Crystalline silica is one of the most common elements on the planet, just behind oxygen. About 2.3 million workers are exposed to it in their workplace. It’s about 100 times smaller than sand and can be found on construction sites in building materials such as concrete, block, stone, sand, and mortar.
Crystalline silica is an abundant natural material found in soil, stone and sand. It is also present in many construction materials such as brick, mortar and concrete. It becomes respirable when any of the afore-mentioned materials are cut or broken down into fine particles.
Crystalline silica is one of the most common minerals found worldwide in the earth’s crust. It is frequently used in many industrial processes such as mining, quarrying and stone-cutting. Breathing air contaminated with crystalline silica particles can cause serious respiratory and lung diseases.
“This year we’re getting particular about protection against particulates,” declares the National Institute for Occupational Safety and Health (NIOSH) on its N95 Day 2018 web page, which it is using to promote the proper use of the widely used NIOSH-certified respirators.
If there is any one thing that creates a win-win with respiratory protection, especially in terms of return on investment, it is comfort. We will discuss how comfort improves safety and productivity, and explore some of the best ways to ensure comfort.
OSHA has issued a Notice of Proposed Rulemaking to add two quantitative fit-testing protocols to the agency's Respiratory Protection Standard. The protocols would apply to employers in the general, shipyard and construction industries.
Appendix A of the standard contains mandatory respirator fit-testing methods that employers must use to ensure their employees' respirators fit properly and protect the wearer.
An estimated 5 million workers are required to wear respirators in 1.3 million workplaces throughout the United States.

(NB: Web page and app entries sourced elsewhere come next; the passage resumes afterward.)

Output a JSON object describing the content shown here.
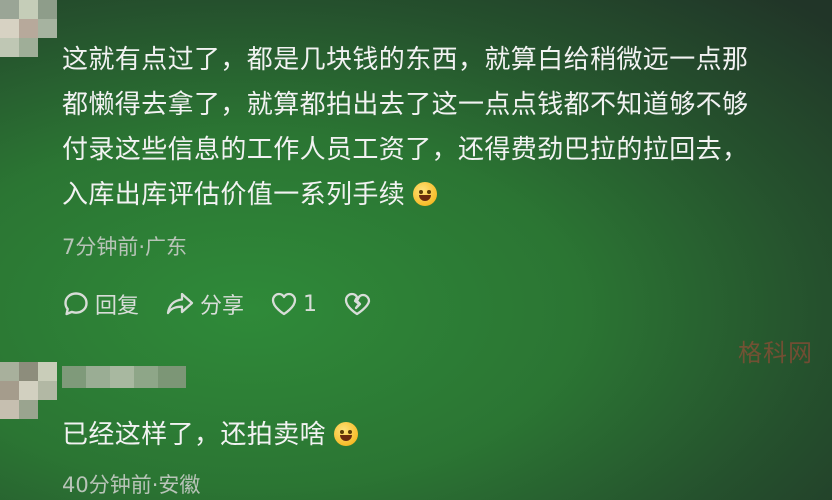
{
  "comments": [
    {
      "lines": [
        "这就有点过了，都是几块钱的东西，就算白给稍微远一点那",
        "都懒得去拿了，就算都拍出去了这一点点钱都不知道够不够",
        "付录这些信息的工作人员工资了，还得费劲巴拉的拉回去，",
        "入库出库评估价值一系列手续"
      ],
      "emoji": "rofl-emoji",
      "meta": "7分钟前·广东",
      "actions": {
        "reply_label": "回复",
        "share_label": "分享",
        "like_count": "1"
      }
    },
    {
      "lines": [
        "已经这样了，还拍卖啥"
      ],
      "emoji": "grinning-sweat-emoji",
      "meta": "40分钟前·安徽"
    }
  ],
  "watermark": "格科网",
  "colors": {
    "background": "#2b7533",
    "text": "#f2f2f2",
    "meta": "#b8c4b8",
    "watermark": "#dc463c"
  }
}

The general industry standard protects the health of employees from harmful dusts, fogs, fumes, mists, gases, smokes, sprays, and vapors.

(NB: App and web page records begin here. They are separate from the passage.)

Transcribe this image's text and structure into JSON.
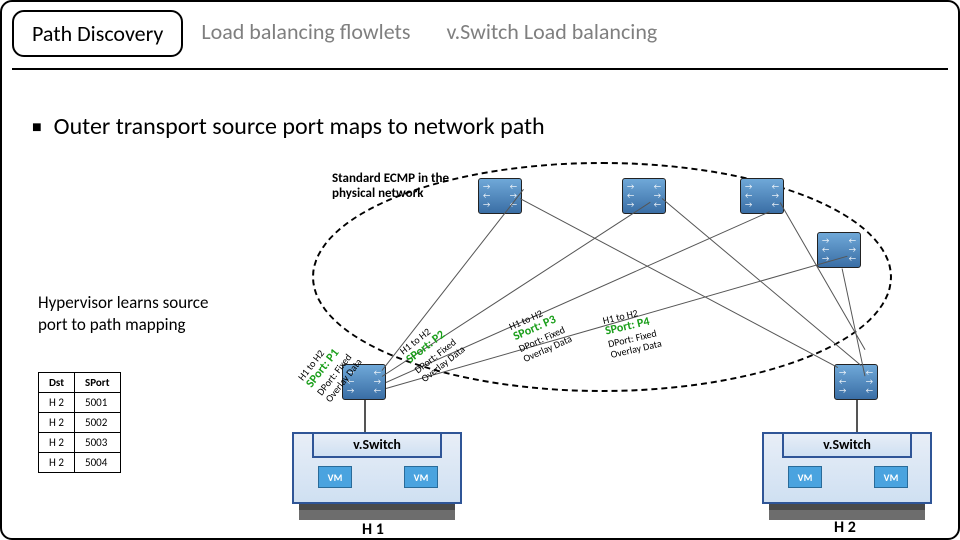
{
  "tabs": {
    "t1": "Path Discovery",
    "t2": "Load balancing flowlets",
    "t3": "v.Switch Load balancing"
  },
  "bullet": "Outer transport source port maps to network path",
  "hv_text": "Hypervisor learns source port to path mapping",
  "table": {
    "h_dst": "Dst",
    "h_sport": "SPort",
    "rows": [
      {
        "dst": "H 2",
        "sport": "5001"
      },
      {
        "dst": "H 2",
        "sport": "5002"
      },
      {
        "dst": "H 2",
        "sport": "5003"
      },
      {
        "dst": "H 2",
        "sport": "5004"
      }
    ]
  },
  "ecmp": "Standard ECMP in the physical network",
  "hosts": {
    "vs_label": "v.Switch",
    "vm_label": "VM",
    "h1": "H 1",
    "h2": "H 2"
  },
  "packets": {
    "p1": {
      "l1": "H1 to H2",
      "sp": "SPort: P1",
      "l3": "DPort: Fixed",
      "l4": "Overlay Data"
    },
    "p2": {
      "l1": "H1 to H2",
      "sp": "SPort: P2",
      "l3": "DPort: Fixed",
      "l4": "Overlay Data"
    },
    "p3": {
      "l1": "H1 to H2",
      "sp": "SPort: P3",
      "l3": "DPort: Fixed",
      "l4": "Overlay Data"
    },
    "p4": {
      "l1": "H1 to H2",
      "sp": "SPort: P4",
      "l3": "DPort: Fixed",
      "l4": "Overlay Data"
    }
  }
}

Among the articles in the January 2020 issue of ISHN Magazine, we review the most violated OSHA standards, Part 2 of Larry Wilson's 'Rethinking Traditional Safety' column series, insight from safety experts, and much more.